Diana at 60

I was recently contacted by Arndt Striegler at Bild newspaper offering a healthy fee to write an article about my memories of Diana to mark what would have been her 60th birthday. This isn’t the first time I have been mistaken for Richard Kay, the royal correspondent of the Daily Mail, and so this time I decided to take up the challenge. I wrote an article and sent it to Arndt asking for details about invoicing. I haven’t heard back. I suspect it wasn’t the article that they were anticipating but, having made the effort, I thought I would share it here.

Article (commissioned by Bild Zeitung?) June 2021

It is that old cliché of “I remember exactly what I was doing when I heard the news”: in the words of Fry and Laurie circa 1990 “I was listening to the news”. This really was one of those events where you can recall what you were doing when you heard. For me, I had just finished the final day of a gruelling coast to coast cycle ride with my equally unfit friend when I was told by a member of our welcoming party.
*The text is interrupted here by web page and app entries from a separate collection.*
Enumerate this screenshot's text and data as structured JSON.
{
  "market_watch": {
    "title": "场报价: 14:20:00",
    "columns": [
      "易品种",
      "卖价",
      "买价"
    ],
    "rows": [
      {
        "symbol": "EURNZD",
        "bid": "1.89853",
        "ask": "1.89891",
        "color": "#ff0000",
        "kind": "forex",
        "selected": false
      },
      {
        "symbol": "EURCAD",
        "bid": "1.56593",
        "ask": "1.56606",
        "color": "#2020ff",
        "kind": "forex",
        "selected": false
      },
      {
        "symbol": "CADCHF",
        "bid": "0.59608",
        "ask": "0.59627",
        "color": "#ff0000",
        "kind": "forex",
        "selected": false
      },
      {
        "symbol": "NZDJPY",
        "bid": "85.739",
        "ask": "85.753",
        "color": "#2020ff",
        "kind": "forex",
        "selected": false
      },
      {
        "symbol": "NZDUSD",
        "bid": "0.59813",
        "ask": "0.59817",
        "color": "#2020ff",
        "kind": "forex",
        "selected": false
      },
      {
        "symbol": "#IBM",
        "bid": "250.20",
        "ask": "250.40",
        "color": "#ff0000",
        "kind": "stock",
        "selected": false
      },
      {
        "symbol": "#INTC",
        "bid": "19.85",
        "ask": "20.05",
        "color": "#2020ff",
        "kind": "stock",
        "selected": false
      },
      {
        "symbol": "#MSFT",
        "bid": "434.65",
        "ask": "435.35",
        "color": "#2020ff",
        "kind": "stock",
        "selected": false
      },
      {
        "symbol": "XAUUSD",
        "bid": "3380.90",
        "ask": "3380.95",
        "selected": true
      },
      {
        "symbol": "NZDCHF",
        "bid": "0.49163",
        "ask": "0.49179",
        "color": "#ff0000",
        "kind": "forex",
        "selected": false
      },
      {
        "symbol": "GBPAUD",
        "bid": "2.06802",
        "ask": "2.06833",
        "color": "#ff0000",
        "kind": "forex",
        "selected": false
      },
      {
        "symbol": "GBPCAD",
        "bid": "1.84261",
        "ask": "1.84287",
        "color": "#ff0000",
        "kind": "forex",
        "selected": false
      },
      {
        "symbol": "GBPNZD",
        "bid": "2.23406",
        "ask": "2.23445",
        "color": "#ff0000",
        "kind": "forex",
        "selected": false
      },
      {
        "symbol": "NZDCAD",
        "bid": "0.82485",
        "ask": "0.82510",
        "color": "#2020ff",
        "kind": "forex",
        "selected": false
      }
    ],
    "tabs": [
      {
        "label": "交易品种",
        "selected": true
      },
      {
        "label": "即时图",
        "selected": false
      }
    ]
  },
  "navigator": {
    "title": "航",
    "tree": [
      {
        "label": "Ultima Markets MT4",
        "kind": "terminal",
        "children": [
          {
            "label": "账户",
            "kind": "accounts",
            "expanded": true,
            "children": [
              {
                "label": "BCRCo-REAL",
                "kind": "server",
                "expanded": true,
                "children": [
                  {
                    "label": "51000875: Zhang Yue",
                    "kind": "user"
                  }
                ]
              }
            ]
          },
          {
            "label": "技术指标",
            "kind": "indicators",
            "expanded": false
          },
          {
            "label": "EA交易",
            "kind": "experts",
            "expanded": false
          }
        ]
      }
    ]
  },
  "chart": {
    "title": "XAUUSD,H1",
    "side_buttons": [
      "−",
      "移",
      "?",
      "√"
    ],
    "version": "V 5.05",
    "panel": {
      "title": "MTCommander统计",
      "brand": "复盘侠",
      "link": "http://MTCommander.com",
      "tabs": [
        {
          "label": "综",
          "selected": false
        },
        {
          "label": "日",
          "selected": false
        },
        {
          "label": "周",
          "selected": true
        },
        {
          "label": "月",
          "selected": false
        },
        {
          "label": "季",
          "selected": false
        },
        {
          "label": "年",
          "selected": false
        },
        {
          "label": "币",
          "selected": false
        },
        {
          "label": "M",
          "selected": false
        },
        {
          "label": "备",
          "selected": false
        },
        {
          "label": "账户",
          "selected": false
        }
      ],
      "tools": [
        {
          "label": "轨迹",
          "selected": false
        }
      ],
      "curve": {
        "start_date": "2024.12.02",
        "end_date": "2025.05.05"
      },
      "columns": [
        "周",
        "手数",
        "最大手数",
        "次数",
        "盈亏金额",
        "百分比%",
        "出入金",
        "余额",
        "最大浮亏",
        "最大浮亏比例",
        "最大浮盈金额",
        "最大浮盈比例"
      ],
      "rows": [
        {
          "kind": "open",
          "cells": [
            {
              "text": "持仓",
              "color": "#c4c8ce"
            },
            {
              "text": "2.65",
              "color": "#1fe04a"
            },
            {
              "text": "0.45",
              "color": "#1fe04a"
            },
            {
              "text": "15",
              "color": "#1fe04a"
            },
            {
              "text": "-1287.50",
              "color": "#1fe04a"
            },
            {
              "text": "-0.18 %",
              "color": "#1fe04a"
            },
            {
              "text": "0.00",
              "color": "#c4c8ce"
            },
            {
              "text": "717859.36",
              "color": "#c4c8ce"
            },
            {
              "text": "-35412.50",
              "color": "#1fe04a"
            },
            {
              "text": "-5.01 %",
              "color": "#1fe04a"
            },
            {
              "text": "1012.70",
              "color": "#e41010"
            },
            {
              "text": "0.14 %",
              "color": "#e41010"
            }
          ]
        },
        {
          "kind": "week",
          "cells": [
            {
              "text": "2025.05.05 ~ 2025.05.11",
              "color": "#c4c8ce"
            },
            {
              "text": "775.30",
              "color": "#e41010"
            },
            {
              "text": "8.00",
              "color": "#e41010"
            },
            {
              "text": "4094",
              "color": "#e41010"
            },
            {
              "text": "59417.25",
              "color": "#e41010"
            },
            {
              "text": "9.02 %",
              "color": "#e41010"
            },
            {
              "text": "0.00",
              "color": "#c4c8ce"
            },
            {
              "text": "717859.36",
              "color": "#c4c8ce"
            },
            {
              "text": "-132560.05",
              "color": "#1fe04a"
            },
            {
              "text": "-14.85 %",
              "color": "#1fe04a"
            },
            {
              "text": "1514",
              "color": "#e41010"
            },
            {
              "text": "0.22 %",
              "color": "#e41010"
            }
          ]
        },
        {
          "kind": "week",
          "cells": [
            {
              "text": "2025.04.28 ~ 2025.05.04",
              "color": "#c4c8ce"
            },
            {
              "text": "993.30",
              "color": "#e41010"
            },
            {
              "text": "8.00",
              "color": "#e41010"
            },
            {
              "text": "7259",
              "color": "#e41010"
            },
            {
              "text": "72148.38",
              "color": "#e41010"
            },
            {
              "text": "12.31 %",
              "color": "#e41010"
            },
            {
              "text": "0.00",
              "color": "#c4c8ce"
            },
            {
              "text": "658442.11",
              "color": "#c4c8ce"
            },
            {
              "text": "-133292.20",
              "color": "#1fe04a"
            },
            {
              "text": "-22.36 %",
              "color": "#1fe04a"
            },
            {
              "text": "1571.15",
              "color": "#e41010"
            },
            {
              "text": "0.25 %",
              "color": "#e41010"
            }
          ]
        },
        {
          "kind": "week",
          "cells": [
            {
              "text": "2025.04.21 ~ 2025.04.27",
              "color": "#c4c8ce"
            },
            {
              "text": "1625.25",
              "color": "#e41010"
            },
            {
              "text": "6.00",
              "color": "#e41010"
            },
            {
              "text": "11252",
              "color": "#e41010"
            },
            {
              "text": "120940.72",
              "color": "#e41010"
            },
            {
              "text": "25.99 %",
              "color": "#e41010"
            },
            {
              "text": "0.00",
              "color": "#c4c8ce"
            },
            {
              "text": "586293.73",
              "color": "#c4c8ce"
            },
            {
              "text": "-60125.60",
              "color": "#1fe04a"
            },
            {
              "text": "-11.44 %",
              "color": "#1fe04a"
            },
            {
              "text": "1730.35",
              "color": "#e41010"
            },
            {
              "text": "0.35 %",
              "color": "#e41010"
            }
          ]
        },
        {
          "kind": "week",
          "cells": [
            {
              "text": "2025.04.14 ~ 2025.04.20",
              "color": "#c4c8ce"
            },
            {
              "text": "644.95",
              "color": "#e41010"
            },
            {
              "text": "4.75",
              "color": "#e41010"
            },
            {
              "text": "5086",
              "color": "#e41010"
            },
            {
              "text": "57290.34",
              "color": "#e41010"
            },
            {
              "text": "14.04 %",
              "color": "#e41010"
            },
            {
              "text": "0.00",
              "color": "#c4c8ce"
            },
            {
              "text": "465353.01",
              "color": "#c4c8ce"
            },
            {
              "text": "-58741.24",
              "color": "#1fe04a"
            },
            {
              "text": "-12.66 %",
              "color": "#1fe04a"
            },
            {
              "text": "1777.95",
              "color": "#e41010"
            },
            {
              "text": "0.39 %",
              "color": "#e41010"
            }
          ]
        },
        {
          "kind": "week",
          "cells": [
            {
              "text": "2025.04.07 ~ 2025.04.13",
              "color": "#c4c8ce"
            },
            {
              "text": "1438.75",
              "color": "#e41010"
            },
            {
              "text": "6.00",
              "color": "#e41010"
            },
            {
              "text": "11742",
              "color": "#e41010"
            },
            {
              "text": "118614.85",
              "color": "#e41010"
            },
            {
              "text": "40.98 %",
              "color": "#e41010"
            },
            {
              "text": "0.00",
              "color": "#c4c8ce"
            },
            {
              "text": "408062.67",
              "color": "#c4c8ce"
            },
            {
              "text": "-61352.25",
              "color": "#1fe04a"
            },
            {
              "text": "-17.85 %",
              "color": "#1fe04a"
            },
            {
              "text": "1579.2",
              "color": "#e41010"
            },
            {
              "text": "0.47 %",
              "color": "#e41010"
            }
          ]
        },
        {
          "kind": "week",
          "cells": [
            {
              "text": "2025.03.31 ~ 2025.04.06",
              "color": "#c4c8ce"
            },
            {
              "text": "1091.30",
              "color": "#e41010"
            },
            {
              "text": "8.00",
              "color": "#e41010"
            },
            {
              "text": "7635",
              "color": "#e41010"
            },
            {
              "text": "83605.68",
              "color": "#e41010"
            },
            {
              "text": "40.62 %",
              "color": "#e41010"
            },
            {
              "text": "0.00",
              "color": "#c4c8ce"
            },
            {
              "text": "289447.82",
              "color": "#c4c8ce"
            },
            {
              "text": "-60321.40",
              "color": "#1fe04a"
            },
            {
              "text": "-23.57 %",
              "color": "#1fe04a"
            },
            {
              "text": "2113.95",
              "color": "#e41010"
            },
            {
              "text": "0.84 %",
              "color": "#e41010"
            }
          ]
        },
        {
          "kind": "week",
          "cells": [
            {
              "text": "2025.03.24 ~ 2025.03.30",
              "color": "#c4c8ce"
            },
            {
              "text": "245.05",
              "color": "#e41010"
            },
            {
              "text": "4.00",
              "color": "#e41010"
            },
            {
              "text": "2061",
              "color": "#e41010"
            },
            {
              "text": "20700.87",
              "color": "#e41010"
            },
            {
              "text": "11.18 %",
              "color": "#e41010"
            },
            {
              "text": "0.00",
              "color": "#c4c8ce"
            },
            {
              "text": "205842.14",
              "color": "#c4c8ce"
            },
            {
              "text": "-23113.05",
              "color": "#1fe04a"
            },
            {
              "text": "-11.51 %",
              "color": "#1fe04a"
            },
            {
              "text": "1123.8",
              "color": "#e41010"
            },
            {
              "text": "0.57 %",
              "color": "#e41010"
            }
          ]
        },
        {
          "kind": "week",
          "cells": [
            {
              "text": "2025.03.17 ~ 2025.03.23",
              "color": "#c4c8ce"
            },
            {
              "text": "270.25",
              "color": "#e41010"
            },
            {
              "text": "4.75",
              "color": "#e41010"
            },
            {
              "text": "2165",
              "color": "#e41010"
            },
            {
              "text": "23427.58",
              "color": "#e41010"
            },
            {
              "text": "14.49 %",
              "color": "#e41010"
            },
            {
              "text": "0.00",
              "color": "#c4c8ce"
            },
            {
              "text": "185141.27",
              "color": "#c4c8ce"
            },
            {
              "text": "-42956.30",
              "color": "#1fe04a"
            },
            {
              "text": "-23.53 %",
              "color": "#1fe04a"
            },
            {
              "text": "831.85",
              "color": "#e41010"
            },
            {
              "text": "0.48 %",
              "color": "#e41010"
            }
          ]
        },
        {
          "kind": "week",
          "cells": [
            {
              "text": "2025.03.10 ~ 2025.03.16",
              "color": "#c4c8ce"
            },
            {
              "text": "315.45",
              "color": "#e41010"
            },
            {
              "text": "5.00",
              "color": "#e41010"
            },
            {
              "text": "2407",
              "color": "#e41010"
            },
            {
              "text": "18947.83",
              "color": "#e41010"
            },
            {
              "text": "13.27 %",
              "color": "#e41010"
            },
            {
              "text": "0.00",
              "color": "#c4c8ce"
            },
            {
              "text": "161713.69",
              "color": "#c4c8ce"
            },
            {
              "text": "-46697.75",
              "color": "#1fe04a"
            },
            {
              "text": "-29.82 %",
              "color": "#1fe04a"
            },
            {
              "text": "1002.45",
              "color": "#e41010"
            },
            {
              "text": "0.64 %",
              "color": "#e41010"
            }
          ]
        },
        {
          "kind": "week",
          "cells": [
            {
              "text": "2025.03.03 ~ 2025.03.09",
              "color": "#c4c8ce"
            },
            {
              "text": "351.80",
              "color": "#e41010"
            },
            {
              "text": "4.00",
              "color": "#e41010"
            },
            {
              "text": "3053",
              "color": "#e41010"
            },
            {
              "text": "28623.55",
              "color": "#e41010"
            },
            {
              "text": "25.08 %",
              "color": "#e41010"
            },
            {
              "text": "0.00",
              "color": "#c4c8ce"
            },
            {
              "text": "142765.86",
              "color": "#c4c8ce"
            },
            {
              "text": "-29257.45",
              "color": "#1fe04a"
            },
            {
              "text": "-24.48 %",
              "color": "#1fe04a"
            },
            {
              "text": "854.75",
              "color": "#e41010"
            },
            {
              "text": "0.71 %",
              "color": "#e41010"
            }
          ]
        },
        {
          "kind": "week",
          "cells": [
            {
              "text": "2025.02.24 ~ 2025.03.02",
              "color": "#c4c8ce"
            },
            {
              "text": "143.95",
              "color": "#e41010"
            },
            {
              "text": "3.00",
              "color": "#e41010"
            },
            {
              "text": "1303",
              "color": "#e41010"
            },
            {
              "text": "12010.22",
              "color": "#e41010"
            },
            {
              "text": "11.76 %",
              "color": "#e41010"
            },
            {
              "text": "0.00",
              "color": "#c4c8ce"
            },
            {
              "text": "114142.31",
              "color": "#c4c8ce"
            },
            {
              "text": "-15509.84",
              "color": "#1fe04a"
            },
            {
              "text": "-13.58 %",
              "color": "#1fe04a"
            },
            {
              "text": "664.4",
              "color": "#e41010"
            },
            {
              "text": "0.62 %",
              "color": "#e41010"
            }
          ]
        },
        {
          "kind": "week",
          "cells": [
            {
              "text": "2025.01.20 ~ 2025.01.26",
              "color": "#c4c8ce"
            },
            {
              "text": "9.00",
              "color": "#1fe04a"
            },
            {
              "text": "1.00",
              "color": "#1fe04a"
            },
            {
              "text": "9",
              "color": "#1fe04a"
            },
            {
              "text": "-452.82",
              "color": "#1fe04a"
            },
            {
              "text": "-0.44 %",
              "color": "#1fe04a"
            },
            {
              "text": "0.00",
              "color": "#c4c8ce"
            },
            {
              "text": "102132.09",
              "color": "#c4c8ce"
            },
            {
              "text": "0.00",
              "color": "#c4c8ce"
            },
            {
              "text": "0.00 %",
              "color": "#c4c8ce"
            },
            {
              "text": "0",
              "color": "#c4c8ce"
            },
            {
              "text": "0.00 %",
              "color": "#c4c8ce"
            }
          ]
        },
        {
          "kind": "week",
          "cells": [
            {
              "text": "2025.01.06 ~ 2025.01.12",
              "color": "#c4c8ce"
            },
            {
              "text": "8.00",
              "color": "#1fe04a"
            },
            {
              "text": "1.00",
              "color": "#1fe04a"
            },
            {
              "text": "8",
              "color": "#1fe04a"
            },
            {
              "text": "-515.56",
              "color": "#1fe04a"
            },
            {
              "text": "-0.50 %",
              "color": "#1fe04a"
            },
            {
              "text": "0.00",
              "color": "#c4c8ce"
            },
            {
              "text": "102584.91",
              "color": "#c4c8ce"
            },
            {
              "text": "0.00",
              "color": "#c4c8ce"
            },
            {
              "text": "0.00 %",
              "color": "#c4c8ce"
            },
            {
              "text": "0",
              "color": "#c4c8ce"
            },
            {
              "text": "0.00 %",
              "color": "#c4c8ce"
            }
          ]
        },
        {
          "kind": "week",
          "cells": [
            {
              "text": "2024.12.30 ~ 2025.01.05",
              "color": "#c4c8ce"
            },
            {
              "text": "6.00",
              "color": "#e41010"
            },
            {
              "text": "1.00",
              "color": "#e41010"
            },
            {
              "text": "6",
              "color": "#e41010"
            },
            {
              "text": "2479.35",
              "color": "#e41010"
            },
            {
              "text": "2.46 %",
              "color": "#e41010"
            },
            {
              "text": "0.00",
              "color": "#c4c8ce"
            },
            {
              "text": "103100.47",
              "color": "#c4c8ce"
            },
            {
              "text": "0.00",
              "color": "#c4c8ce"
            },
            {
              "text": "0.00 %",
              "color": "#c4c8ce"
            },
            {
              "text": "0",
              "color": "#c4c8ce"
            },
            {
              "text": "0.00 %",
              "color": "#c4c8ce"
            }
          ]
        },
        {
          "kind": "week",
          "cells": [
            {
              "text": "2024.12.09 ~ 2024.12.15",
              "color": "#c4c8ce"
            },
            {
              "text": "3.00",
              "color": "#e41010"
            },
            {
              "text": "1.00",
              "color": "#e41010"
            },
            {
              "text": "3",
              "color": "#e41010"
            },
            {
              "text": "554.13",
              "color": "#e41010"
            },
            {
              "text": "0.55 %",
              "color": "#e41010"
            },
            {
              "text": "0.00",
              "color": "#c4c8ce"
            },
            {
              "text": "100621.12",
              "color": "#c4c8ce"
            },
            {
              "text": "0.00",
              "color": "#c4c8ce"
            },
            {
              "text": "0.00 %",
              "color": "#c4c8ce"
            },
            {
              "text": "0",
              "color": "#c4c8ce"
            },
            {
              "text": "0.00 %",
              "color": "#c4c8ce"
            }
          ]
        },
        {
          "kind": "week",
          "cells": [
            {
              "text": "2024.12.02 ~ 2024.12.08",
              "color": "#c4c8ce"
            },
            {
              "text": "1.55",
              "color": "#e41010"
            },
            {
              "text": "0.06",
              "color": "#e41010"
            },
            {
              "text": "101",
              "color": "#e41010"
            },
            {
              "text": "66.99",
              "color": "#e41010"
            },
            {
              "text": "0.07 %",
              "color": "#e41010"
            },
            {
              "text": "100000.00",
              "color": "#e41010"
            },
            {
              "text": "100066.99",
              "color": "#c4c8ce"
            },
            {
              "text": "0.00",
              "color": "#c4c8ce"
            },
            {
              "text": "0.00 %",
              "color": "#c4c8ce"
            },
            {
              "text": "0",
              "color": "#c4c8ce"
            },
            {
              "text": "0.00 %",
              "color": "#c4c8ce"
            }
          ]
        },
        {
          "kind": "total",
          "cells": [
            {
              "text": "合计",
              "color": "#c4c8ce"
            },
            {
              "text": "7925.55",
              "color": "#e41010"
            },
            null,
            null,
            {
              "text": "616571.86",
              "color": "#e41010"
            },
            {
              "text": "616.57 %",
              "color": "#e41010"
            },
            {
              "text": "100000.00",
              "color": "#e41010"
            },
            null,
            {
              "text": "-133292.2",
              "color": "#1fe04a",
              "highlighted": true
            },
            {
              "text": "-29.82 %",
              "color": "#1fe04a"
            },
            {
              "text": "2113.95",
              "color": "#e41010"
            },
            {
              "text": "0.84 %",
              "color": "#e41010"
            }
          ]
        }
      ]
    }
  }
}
I remember being decidedly less interested in the news, however shocking, than in my freshly completed feat of endurance. Little did I realise at the time that the death of Diana, Princess of Wales, was just the start of it.

I was thrilled to be asked to write an article about my memories of Diana and for my opinion on why she is so special still, as we approach what would have been her 60th birthday. I was also somewhat surprised at the request, being predominantly a writer of plays and songs (plus an actor of no renown). Perhaps it is a refreshing everyman perspective from a member of the general public that is of interest here. After all, everybody surely has an opinion about Diana. Or perhaps it is merely a case of mistaken identity. Whatever the reason, I suspect I knew Diana just as well as any journalist has claimed to.

When we lose somebody in the public eye it is perhaps natural to relate it to your own circumstances. In 1996, at the age of eighteen, I lost my mother to cancer. A year later I was unavoidably drawing parallels between my loss and that of Princes William and Harry. I felt angry at this level of national hysteria and the media frenzy that fuelled it: anger that this was somehow more important than my own Mum’s death and anger that these young boys did not have the opportunity to grieve in the way that I had that previous year. This grieving process has continued for me to this day and yet so has the unwavering and distasteful attention on Diana; the property of the public and the media.

Let me be clear. Whilst generally ambivalent about the Royal Family, I had nothing against the lady. From what I can gather she was a loving Mother, she had a warm smile and was not afraid to show both her vulnerabilities and her sense of mischief. All qualities I admire in any human being. You also have to admire the positive work that she carried out as a UN special envoy, calling for an international ban on the use of landmines. There have been many other such altruistic acts from too many unknown people. Perhaps she also encapsulated a fresh and exciting new look to the tired old-fashioned Royal family. However, at what point was it appropriate to claim ownership of her to fuel Britain’s ongoing delusions of empirical grandeur?

Diana would have turned 60 this Thursday; still no age at all. She has been gone nearly 24 years and yet she still carries the sort of infamy that only requires the use of her Christian name (unless I have misunderstood a request to write an article about Diana Dors). Of course, she is still special, to her family friends and anybody who truly loved her, as any bereaved person will attest to regarding their own loved ones. As the news outlets clamour to find the appropriate way of marking what would have been her 60th birthday, whilst conveniently overlooking the insatiable tabloids’ role in her untimely death, I am inclined once more to relate it to my own personal circumstances. This gives me opportunity to reflect on my sister’s terminal diagnosis and her determination to make it to her sixth decade, for the sake of her children as much as herself. Perhaps unsurprisingly this draws me to consider Diana’s brother, Earl Spencer, and the loss he must still feel while further revelations of lies and deceit continue to freshen his wounds. I suspect his own feelings, still too raw, continue to take second place to his sense of responsibility towards those he loves. I am guessing, of course, as I know him no better than you do, but I am bound to relate the situation to the inherently human emotions I am currently experiencing in my own personal life.

Of course, we all remember the news. Is it too outrageous to suggest that it is no longer news and to enable a person to be remembered in the only way that matters; by the family members and friends who truly knew them?

Richard Kay

(not of the Daily Mail)